Entries from a dataset of interfaces:
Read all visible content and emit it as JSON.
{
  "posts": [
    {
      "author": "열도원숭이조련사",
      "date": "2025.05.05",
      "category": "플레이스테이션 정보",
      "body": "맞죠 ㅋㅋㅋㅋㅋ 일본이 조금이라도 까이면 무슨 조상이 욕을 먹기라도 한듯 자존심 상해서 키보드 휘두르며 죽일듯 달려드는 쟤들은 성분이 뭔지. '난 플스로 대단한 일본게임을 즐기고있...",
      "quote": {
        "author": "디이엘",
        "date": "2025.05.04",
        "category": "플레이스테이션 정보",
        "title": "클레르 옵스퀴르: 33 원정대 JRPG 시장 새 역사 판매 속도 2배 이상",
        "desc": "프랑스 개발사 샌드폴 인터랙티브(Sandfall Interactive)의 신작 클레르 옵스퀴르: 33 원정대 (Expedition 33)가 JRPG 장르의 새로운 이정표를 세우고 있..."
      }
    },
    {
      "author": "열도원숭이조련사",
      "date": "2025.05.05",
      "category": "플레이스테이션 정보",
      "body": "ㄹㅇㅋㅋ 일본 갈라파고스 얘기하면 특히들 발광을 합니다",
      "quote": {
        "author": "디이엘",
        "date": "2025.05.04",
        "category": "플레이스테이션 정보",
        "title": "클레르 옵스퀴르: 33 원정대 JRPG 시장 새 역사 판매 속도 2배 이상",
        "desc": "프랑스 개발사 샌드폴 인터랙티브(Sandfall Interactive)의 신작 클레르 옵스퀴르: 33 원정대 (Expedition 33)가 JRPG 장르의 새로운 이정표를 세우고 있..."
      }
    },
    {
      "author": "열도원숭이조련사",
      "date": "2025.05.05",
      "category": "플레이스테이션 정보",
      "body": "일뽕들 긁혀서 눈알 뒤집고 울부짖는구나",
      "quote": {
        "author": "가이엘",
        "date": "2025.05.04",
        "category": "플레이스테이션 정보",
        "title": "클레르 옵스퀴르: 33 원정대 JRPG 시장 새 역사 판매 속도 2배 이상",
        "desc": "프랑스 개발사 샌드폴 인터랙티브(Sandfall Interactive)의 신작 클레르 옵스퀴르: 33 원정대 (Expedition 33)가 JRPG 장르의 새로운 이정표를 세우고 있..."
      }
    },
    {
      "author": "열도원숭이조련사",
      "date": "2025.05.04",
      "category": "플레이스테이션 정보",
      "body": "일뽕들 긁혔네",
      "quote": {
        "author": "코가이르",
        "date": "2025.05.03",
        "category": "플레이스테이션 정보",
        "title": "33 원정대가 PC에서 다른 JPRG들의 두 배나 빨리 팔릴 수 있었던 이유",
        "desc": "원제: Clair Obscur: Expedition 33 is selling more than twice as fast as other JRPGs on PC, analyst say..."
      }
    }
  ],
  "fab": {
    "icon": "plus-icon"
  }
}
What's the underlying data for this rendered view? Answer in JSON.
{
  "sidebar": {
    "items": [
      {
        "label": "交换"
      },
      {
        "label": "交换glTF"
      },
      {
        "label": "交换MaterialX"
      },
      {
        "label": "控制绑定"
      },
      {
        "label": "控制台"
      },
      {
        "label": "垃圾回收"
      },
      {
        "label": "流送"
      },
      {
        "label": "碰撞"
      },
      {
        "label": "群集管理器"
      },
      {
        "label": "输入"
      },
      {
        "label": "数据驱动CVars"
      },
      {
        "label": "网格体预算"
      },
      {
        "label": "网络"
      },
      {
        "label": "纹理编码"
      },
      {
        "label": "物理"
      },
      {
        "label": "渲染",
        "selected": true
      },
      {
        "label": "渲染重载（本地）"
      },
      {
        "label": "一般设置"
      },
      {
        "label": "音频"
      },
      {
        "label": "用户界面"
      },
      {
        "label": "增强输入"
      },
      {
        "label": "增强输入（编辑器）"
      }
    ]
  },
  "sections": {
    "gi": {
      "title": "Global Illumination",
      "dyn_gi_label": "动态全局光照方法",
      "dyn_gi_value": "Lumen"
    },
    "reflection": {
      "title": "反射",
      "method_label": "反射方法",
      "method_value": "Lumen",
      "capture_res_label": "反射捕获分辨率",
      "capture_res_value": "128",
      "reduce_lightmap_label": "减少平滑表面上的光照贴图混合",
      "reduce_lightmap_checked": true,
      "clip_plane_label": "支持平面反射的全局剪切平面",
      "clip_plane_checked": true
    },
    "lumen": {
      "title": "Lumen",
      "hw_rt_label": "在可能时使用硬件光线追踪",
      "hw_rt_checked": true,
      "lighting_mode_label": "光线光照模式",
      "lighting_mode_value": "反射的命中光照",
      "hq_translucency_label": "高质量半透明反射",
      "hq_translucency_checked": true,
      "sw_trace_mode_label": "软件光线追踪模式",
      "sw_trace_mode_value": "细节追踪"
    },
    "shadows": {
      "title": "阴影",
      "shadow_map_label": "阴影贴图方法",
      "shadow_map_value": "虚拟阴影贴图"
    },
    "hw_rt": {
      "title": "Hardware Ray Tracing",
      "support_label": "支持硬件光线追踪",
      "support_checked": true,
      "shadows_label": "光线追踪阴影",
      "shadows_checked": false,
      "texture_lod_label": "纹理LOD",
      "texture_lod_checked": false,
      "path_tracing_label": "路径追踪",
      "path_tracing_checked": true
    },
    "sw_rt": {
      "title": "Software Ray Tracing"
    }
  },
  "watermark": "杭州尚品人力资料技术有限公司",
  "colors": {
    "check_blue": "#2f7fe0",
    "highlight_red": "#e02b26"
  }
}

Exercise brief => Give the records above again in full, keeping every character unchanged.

Result of the exercise =>
Read all visible content and emit it as JSON.
{
  "posts": [
    {
      "author": "열도원숭이조련사",
      "date": "2025.05.05",
      "category": "플레이스테이션 정보",
      "body": "맞죠 ㅋㅋㅋㅋㅋ 일본이 조금이라도 까이면 무슨 조상이 욕을 먹기라도 한듯 자존심 상해서 키보드 휘두르며 죽일듯 달려드는 쟤들은 성분이 뭔지. '난 플스로 대단한 일본게임을 즐기고있...",
      "quote": {
        "author": "디이엘",
        "date": "2025.05.04",
        "category": "플레이스테이션 정보",
        "title": "클레르 옵스퀴르: 33 원정대 JRPG 시장 새 역사 판매 속도 2배 이상",
        "desc": "프랑스 개발사 샌드폴 인터랙티브(Sandfall Interactive)의 신작 클레르 옵스퀴르: 33 원정대 (Expedition 33)가 JRPG 장르의 새로운 이정표를 세우고 있..."
      }
    },
    {
      "author": "열도원숭이조련사",
      "date": "2025.05.05",
      "category": "플레이스테이션 정보",
      "body": "ㄹㅇㅋㅋ 일본 갈라파고스 얘기하면 특히들 발광을 합니다",
      "quote": {
        "author": "디이엘",
        "date": "2025.05.04",
        "category": "플레이스테이션 정보",
        "title": "클레르 옵스퀴르: 33 원정대 JRPG 시장 새 역사 판매 속도 2배 이상",
        "desc": "프랑스 개발사 샌드폴 인터랙티브(Sandfall Interactive)의 신작 클레르 옵스퀴르: 33 원정대 (Expedition 33)가 JRPG 장르의 새로운 이정표를 세우고 있..."
      }
    },
    {
      "author": "열도원숭이조련사",
      "date": "2025.05.05",
      "category": "플레이스테이션 정보",
      "body": "일뽕들 긁혀서 눈알 뒤집고 울부짖는구나",
      "quote": {
        "author": "가이엘",
        "date": "2025.05.04",
        "category": "플레이스테이션 정보",
        "title": "클레르 옵스퀴르: 33 원정대 JRPG 시장 새 역사 판매 속도 2배 이상",
        "desc": "프랑스 개발사 샌드폴 인터랙티브(Sandfall Interactive)의 신작 클레르 옵스퀴르: 33 원정대 (Expedition 33)가 JRPG 장르의 새로운 이정표를 세우고 있..."
      }
    },
    {
      "author": "열도원숭이조련사",
      "date": "2025.05.04",
      "category": "플레이스테이션 정보",
      "body": "일뽕들 긁혔네",
      "quote": {
        "author": "코가이르",
        "date": "2025.05.03",
        "category": "플레이스테이션 정보",
        "title": "33 원정대가 PC에서 다른 JPRG들의 두 배나 빨리 팔릴 수 있었던 이유",
        "desc": "원제: Clair Obscur: Expedition 33 is selling more than twice as fast as other JRPGs on PC, analyst say..."
      }
    }
  ],
  "fab": {
    "icon": "plus-icon"
  }
}
What's the underlying data for this rendered view? Answer in JSON.
{
  "sidebar": {
    "items": [
      {
        "label": "交换"
      },
      {
        "label": "交换glTF"
      },
      {
        "label": "交换MaterialX"
      },
      {
        "label": "控制绑定"
      },
      {
        "label": "控制台"
      },
      {
        "label": "垃圾回收"
      },
      {
        "label": "流送"
      },
      {
        "label": "碰撞"
      },
      {
        "label": "群集管理器"
      },
      {
        "label": "输入"
      },
      {
        "label": "数据驱动CVars"
      },
      {
        "label": "网格体预算"
      },
      {
        "label": "网络"
      },
      {
        "label": "纹理编码"
      },
      {
        "label": "物理"
      },
      {
        "label": "渲染",
        "selected": true
      },
      {
        "label": "渲染重载（本地）"
      },
      {
        "label": "一般设置"
      },
      {
        "label": "音频"
      },
      {
        "label": "用户界面"
      },
      {
        "label": "增强输入"
      },
      {
        "label": "增强输入（编辑器）"
      }
    ]
  },
  "sections": {
    "gi": {
      "title": "Global Illumination",
      "dyn_gi_label": "动态全局光照方法",
      "dyn_gi_value": "Lumen"
    },
    "reflection": {
      "title": "反射",
      "method_label": "反射方法",
      "method_value": "Lumen",
      "capture_res_label": "反射捕获分辨率",
      "capture_res_value": "128",
      "reduce_lightmap_label": "减少平滑表面上的光照贴图混合",
      "reduce_lightmap_checked": true,
      "clip_plane_label": "支持平面反射的全局剪切平面",
      "clip_plane_checked": true
    },
    "lumen": {
      "title": "Lumen",
      "hw_rt_label": "在可能时使用硬件光线追踪",
      "hw_rt_checked": true,
      "lighting_mode_label": "光线光照模式",
      "lighting_mode_value": "反射的命中光照",
      "hq_translucency_label": "高质量半透明反射",
      "hq_translucency_checked": true,
      "sw_trace_mode_label": "软件光线追踪模式",
      "sw_trace_mode_value": "细节追踪"
    },
    "shadows": {
      "title": "阴影",
      "shadow_map_label": "阴影贴图方法",
      "shadow_map_value": "虚拟阴影贴图"
    },
    "hw_rt": {
      "title": "Hardware Ray Tracing",
      "support_label": "支持硬件光线追踪",
      "support_checked": true,
      "shadows_label": "光线追踪阴影",
      "shadows_checked": false,
      "texture_lod_label": "纹理LOD",
      "texture_lod_checked": false,
      "path_tracing_label": "路径追踪",
      "path_tracing_checked": true
    },
    "sw_rt": {
      "title": "Software Ray Tracing"
    }
  },
  "watermark": "杭州尚品人力资料技术有限公司",
  "colors": {
    "check_blue": "#2f7fe0",
    "highlight_red": "#e02b26"
  }
}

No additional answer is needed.